**ACTION ITEM:**
Repeat every line that appears below, with nothing altered.

BEGIN

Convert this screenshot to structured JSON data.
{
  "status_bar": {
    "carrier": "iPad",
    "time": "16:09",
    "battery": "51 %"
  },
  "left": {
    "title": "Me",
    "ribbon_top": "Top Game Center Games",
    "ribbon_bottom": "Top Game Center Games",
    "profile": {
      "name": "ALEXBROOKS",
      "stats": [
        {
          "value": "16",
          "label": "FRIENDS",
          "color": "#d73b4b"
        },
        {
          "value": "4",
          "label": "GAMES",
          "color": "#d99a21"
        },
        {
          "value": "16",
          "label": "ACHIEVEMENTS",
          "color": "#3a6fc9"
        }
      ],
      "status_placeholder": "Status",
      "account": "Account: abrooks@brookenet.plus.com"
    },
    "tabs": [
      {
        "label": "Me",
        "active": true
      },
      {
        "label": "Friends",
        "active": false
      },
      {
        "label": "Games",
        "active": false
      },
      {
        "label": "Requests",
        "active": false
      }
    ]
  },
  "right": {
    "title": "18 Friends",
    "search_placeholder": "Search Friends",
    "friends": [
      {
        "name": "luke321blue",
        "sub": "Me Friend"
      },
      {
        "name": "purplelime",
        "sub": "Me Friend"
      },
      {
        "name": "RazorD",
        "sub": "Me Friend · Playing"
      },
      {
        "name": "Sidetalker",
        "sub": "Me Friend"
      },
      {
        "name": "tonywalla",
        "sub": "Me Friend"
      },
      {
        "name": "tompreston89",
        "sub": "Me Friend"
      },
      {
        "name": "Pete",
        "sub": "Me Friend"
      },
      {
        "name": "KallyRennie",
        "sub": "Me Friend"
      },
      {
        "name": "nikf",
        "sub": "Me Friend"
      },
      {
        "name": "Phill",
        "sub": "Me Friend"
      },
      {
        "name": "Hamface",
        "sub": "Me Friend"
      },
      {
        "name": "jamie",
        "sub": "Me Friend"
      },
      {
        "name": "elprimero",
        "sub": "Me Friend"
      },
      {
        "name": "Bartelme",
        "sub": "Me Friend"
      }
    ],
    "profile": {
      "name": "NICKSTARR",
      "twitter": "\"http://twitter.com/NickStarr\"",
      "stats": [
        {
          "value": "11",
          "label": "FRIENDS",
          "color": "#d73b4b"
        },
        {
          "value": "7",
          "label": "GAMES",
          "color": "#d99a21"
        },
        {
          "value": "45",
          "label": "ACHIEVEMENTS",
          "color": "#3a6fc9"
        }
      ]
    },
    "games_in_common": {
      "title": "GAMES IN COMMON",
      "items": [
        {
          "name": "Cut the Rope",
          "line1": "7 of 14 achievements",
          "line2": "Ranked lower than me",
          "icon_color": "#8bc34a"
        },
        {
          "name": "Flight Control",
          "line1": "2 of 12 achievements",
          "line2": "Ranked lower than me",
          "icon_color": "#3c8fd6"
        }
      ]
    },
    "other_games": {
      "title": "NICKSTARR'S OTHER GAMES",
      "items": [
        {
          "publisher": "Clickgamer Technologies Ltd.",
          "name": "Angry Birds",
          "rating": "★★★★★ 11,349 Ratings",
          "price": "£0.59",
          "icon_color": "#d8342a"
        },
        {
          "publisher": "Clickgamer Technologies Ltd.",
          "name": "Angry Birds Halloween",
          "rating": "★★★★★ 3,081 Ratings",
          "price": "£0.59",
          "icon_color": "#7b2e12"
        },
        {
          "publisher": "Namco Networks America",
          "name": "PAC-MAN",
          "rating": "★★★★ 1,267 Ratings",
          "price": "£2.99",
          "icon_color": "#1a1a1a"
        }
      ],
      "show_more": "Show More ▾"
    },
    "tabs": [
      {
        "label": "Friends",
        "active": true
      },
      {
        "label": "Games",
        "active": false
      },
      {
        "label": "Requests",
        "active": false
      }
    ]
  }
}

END

**COMPLETED EXERCISE:**
Convert this screenshot to structured JSON data.
{
  "status_bar": {
    "carrier": "iPad",
    "time": "16:09",
    "battery": "51 %"
  },
  "left": {
    "title": "Me",
    "ribbon_top": "Top Game Center Games",
    "ribbon_bottom": "Top Game Center Games",
    "profile": {
      "name": "ALEXBROOKS",
      "stats": [
        {
          "value": "16",
          "label": "FRIENDS",
          "color": "#d73b4b"
        },
        {
          "value": "4",
          "label": "GAMES",
          "color": "#d99a21"
        },
        {
          "value": "16",
          "label": "ACHIEVEMENTS",
          "color": "#3a6fc9"
        }
      ],
      "status_placeholder": "Status",
      "account": "Account: abrooks@brookenet.plus.com"
    },
    "tabs": [
      {
        "label": "Me",
        "active": true
      },
      {
        "label": "Friends",
        "active": false
      },
      {
        "label": "Games",
        "active": false
      },
      {
        "label": "Requests",
        "active": false
      }
    ]
  },
  "right": {
    "title": "18 Friends",
    "search_placeholder": "Search Friends",
    "friends": [
      {
        "name": "luke321blue",
        "sub": "Me Friend"
      },
      {
        "name": "purplelime",
        "sub": "Me Friend"
      },
      {
        "name": "RazorD",
        "sub": "Me Friend · Playing"
      },
      {
        "name": "Sidetalker",
        "sub": "Me Friend"
      },
      {
        "name": "tonywalla",
        "sub": "Me Friend"
      },
      {
        "name": "tompreston89",
        "sub": "Me Friend"
      },
      {
        "name": "Pete",
        "sub": "Me Friend"
      },
      {
        "name": "KallyRennie",
        "sub": "Me Friend"
      },
      {
        "name": "nikf",
        "sub": "Me Friend"
      },
      {
        "name": "Phill",
        "sub": "Me Friend"
      },
      {
        "name": "Hamface",
        "sub": "Me Friend"
      },
      {
        "name": "jamie",
        "sub": "Me Friend"
      },
      {
        "name": "elprimero",
        "sub": "Me Friend"
      },
      {
        "name": "Bartelme",
        "sub": "Me Friend"
      }
    ],
    "profile": {
      "name": "NICKSTARR",
      "twitter": "\"http://twitter.com/NickStarr\"",
      "stats": [
        {
          "value": "11",
          "label": "FRIENDS",
          "color": "#d73b4b"
        },
        {
          "value": "7",
          "label": "GAMES",
          "color": "#d99a21"
        },
        {
          "value": "45",
          "label": "ACHIEVEMENTS",
          "color": "#3a6fc9"
        }
      ]
    },
    "games_in_common": {
      "title": "GAMES IN COMMON",
      "items": [
        {
          "name": "Cut the Rope",
          "line1": "7 of 14 achievements",
          "line2": "Ranked lower than me",
          "icon_color": "#8bc34a"
        },
        {
          "name": "Flight Control",
          "line1": "2 of 12 achievements",
          "line2": "Ranked lower than me",
          "icon_color": "#3c8fd6"
        }
      ]
    },
    "other_games": {
      "title": "NICKSTARR'S OTHER GAMES",
      "items": [
        {
          "publisher": "Clickgamer Technologies Ltd.",
          "name": "Angry Birds",
          "rating": "★★★★★ 11,349 Ratings",
          "price": "£0.59",
          "icon_color": "#d8342a"
        },
        {
          "publisher": "Clickgamer Technologies Ltd.",
          "name": "Angry Birds Halloween",
          "rating": "★★★★★ 3,081 Ratings",
          "price": "£0.59",
          "icon_color": "#7b2e12"
        },
        {
          "publisher": "Namco Networks America",
          "name": "PAC-MAN",
          "rating": "★★★★ 1,267 Ratings",
          "price": "£2.99",
          "icon_color": "#1a1a1a"
        }
      ],
      "show_more": "Show More ▾"
    },
    "tabs": [
      {
        "label": "Friends",
        "active": true
      },
      {
        "label": "Games",
        "active": false
      },
      {
        "label": "Requests",
        "active": false
      }
    ]
  }
}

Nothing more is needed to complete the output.